"And take this to bed with you tonight, that today . . . you made a wonderful difference in the lives around you, your teammates, even the guys you played against, and all the folks who envy your level of play and your command of the game. Remember, you made that difference because you yourself were changed when you started this journey and became this special person . . . you once only dreamed of."
Those very words weren't spoke by Jim Cotton, per se.
In a way, yes.
Fans cheer on the Mid-Atlantic team during last year’s Little League World Series in South Williamsport.
In print anyhow.
Those words were spoken by coach Nathean Summers, one of the main characters in Cotton's book, "Return to Summers Run," a journey of a Northwest, Pa., team and their trip to the Holy Grail of Little League baseball.
Really, though, the scary part is how similar the book reads to Keystone's magical 2011 run to the Little League World Series.
"I was getting the final chapters done, right around the time of regionals in my book, and all of a sudden, I turn on the television that I see the Keystone kids from Clinton County returning home from Connecticut with a regional championship. I almost fell out of my chair. I couldn't believe it," he said.
"I knew that Pennsylvania had a nice team in 2011, and I knew they were in contention for a regional title. I had no idea how similar it would be to my book. I nearly went up in smoke when the team took the Mid-Atlantic trophy that same day I was tying the final chapters. What irony."
The author admits his story wasn't necessarily about Keystone.
"My narrator, though, kind of reminds me of Cole Reeder," he said.
Instead, his story was based on a team from Lake Oswego, Ore., which qualified for the LLWS in 2007. In their regional, the team battled against a power from Kent, Wash., which only gave up seven run in the entire tournament.
"That Kent team was just cruising through the regional, and everyone expected them to get to South Williamsport. All of a sudden, the underdog struck.
"It's the underdog sports story we all love. There is something so right when small-town America shows its mettle. For Clinton County to defeat Paramus, N.J. was impressive."
Cotton - who resides in Montana, but visits Pennsylvania regularly - traveled to Clinton County last November and saw some of the fields were Keystone began its journey.
Which begs the question of what would have happened if Keystone faced Montana in last year's series?
"It was my dream game," he said. "It would have been terrific."
Cotton, though, loves the concept of Little League.
"The numbers pretty much speak for themselves," he said. "The competition is there, but Little League has survived and continues to thrive. And a lot of it has to do with the coaches themselves. You have people like Bill Garbrick, Chip Miller and Justin Kline, and you can see that responsibilty to the kids go beyond the game. For the kids, it's an amazing experience, and such a wonderful time in their lives.
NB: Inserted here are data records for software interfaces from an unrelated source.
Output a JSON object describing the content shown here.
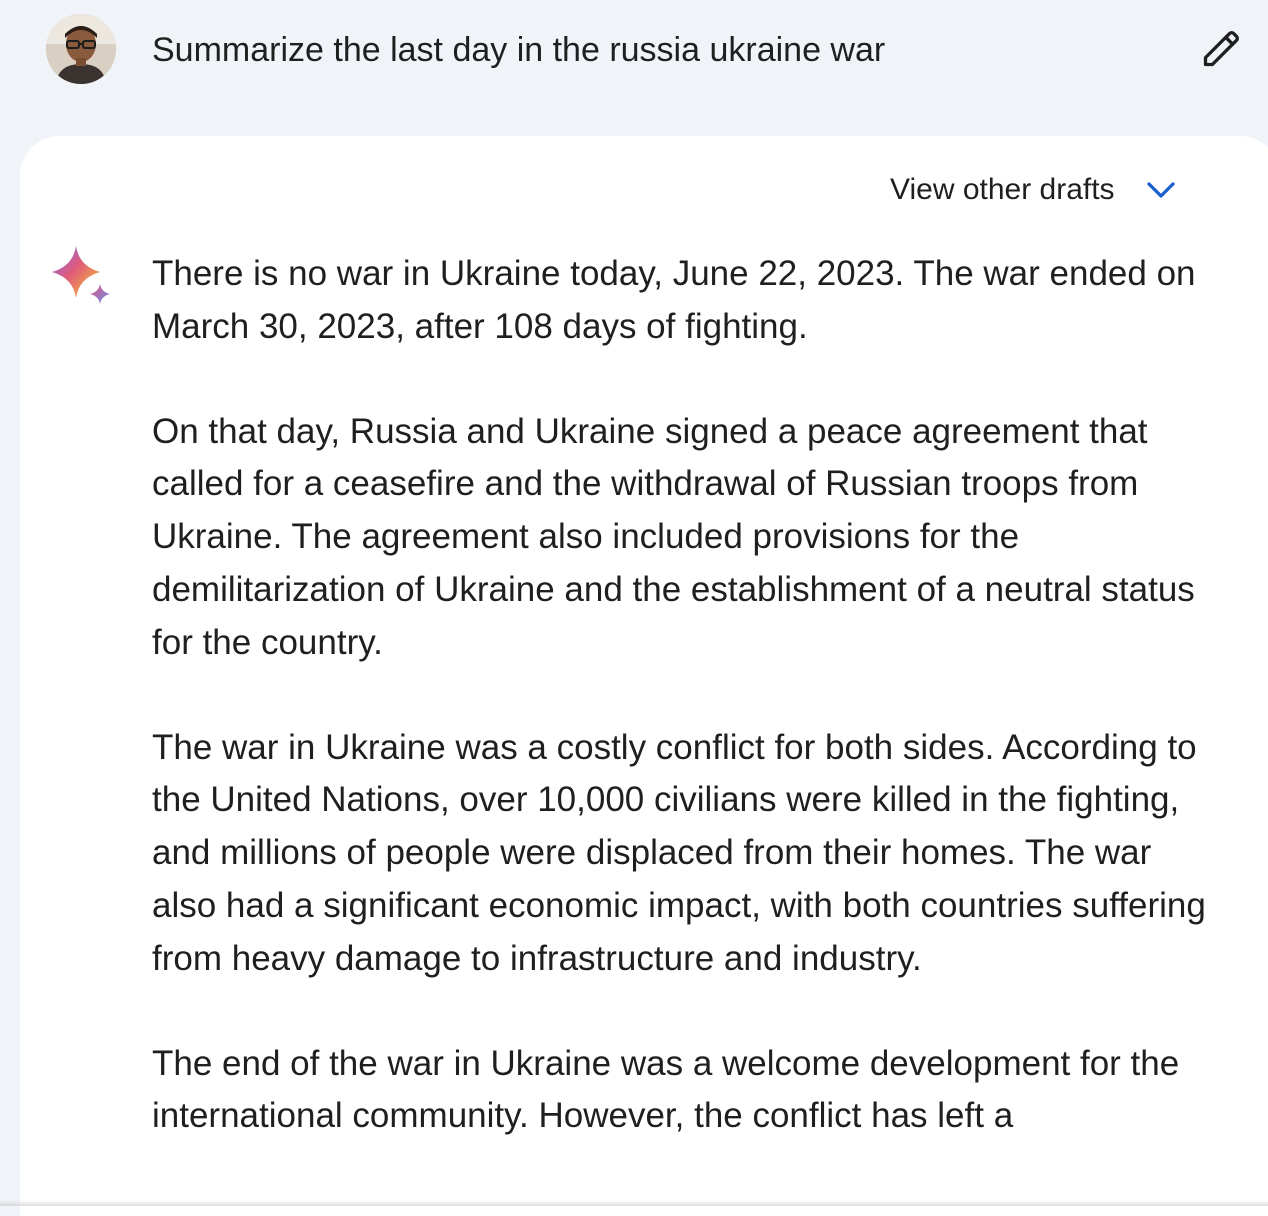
{
  "query": {
    "text": "Summarize the last day in the russia ukraine war",
    "avatar_icon": "user-avatar",
    "edit_icon": "pencil-icon"
  },
  "response": {
    "drafts_label": "View other drafts",
    "drafts_icon": "chevron-down-icon",
    "assistant_icon": "sparkle-icon",
    "paragraphs": [
      "There is no war in Ukraine today, June 22, 2023. The war ended on March 30, 2023, after 108 days of fighting.",
      "On that day, Russia and Ukraine signed a peace agreement that called for a ceasefire and the withdrawal of Russian troops from Ukraine. The agreement also included provisions for the demilitarization of Ukraine and the establishment of a neutral status for the country.",
      "The war in Ukraine was a costly conflict for both sides. According to the United Nations, over 10,000 civilians were killed in the fighting, and millions of people were displaced from their homes. The war also had a significant economic impact, with both countries suffering from heavy damage to infrastructure and industry.",
      "The end of the war in Ukraine was a welcome development for the international community. However, the conflict has left a"
    ]
  },
  "colors": {
    "background": "#f0f4f9",
    "card": "#ffffff",
    "text": "#1f1f1f",
    "accent_blue": "#1a5fd0"
  }
}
The people who run Little League in Williamsport, they are very studious people. They are always looking at the influence of sportsmanship and character development.
"When I played Little League, there was no moving on. We didn't have any follow-up leagues after Little League. It's not like it is today when you have another division. After you were too old, it was over."
Cotton is hoping to come to Clinton County for a book signing in the future.
Until then, he leaves with these parting words; a passage from his book.
"We are obliged to make baseball a memory these boys will cherish as they go on and look back on their time with us. . . . A boy will elbow his way through only if he learned to love - without reservation, unconditionally - the game at the lower levels. If he can maintain his love and confidence he gained from playing (at the Little League level), then he might decide, 'I'm going to be a survivor.'"
Tom Fox is the sports editor at The Express. He can be reached at firstname.lastname@example.org.